Secret agency is at issue in Frasca's response, which denies the application of Aristotle to the open-ended interactivity of gaming.
Henry Jenkins uses narrative space to distinguish between different tale-ends.
The importance of consequences plots Brenda Laurel's response to Michael Mateas.
Jesper Juul maps the "flow" state of gameplay onto innerspace and elsewhere.
Richard Schechner remembers the real-life side of interaction.
Applying games to games, Celia Pearce uses The Sims to showcase six keywords.
Eskelinen can't be bothered to answer his critics.
It's "Game Time." Here in section four we see what the dynamics of time and space have to do with the games people play.
"Where is the text in chess?" asks Espen Aarseth. Rules, play, and semiosis are the (un)common ground between games and stories in "interactive narrativism" and the art of simulation.
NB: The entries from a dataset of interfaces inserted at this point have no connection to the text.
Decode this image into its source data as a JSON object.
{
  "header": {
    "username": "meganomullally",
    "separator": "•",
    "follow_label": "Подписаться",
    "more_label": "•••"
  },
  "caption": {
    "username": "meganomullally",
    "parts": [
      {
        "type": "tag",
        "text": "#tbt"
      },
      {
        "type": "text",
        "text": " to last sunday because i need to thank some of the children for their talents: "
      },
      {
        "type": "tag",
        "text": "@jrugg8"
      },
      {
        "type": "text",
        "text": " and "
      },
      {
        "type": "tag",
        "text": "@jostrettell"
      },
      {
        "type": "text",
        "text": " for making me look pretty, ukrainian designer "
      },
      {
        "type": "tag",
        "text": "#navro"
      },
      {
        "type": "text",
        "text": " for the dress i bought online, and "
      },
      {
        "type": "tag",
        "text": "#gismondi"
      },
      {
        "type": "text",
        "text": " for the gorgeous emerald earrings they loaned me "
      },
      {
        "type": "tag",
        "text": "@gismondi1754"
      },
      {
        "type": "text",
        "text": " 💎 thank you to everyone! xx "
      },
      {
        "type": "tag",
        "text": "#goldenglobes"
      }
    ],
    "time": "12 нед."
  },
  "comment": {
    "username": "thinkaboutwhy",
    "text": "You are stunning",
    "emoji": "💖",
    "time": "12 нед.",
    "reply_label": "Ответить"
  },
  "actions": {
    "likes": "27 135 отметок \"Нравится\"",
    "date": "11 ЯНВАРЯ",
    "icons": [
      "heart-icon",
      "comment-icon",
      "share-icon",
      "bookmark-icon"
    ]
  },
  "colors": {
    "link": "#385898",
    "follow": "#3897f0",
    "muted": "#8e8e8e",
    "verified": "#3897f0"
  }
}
Eric Zimmerman whips "four naughty concepts" into disciplinary shape.